On July 30, Walmart announced that associates who work in multiple facilities, along with those who work in company offices, must be vaccinated by October 4. The company allows exemptions for religious or medical reasons.
Walmart is not requiring vaccinations for in-store workers, but offers perks for team members who choose to become immunized. The company pays a $150 bonus to every worker that gets vaccinated while offering up to three days paid leave to account for the shots’ short-term side effects.
Tyson requires its office workers to be fully vaccinated by October 1, while frontline workers must be vaccinated by November 1. Similar to Walmart, Tyson provides a financial incentive for on-the-ground workers to get vaccinated: a $200 bonus.
Dr. Claudi Coplein, Tyson’s Chief Medical Officer, says the company is motivated to protect the safety of its employees—and the public at large. “Getting vaccinated against COVID-19 is the single most effective thing we can do to protect our team members, their families, and their communities,” Coplein says.
In a statement at the end of July, The Walt Disney Company announced that all staff and non-union workers had 60 days to get fully vaccinated. For its employees working from home, Disney requires proof of vaccination before returning to the office.
Disney’s statement echoed the familiar position that vaccination provides the best protection for both individuals and their larger communities: “Vaccines are the best tool we all have to help control this global pandemic and protect our employees.”
While Delta does not require all employees to be vaccinated, it provides a strong impetus for team members to get their shots. Starting November 1, Delta employees will need to show proof of full vaccination or pay a $200 monthly health insurance surcharge.
Delta’s chief executive, Ed Bastian, makes a financial case for the insurance requirement. “The average hospital stay for COVID-19 has cost Delta $50,000 per person,” says Bastian. “This surcharge will be necessary to address the financial risk the decision not to vaccinate is creating for our company.”
Why Companies Require Employee Vaccinations
While each company’s reasons for requiring vaccination vary to some degree, common themes exist. Many companies cite protecting their team members. Others attribute their decision to a larger civic duty, while companies like Delta make a financial case for requiring the vaccine. Still others, like McDonald’s and BlackRock, say their in-office vaccine policy stems from the overwhelming sentiment expressed by their employees.
As a result, requiring employee vaccination before entering the office may not only protect your workforce’s health or your company’s financial wellbeing. It also serves as an attractive perk to the 70% of employees who want their peers to be fully vaccinated before returning to the office. In an era of record employee turnover, employers need every possible advantage to attract and retain skilled professionals. Adopting policies that coincide with employee desires for a safe workplace is a surefire way to make your company more appealing to top talent.

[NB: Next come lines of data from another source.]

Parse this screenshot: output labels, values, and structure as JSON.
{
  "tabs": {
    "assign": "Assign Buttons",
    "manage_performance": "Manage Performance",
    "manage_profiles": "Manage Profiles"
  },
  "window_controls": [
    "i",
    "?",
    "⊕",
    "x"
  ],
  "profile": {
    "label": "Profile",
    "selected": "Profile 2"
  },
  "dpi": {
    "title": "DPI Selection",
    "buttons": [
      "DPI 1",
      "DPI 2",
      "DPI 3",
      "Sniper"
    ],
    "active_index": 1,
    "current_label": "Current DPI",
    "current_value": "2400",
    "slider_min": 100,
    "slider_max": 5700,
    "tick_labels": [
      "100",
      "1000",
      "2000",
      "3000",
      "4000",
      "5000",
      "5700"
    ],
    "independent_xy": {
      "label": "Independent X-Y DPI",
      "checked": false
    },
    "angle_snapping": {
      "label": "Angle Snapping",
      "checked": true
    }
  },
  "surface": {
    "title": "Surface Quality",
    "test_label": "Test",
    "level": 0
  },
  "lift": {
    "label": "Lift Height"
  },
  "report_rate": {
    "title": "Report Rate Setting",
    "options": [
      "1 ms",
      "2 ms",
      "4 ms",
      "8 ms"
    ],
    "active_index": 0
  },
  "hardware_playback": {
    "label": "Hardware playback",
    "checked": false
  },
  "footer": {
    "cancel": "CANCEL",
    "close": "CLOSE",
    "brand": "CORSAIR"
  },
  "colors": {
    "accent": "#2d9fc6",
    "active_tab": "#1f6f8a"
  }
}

Responding to employee sentiment about vaccines is just one way to improve your company’s draw to new and current team members. Reach out to Velocity Global today to find out how we can help you meet your talent needs in today’s increasingly competitive hiring landscape.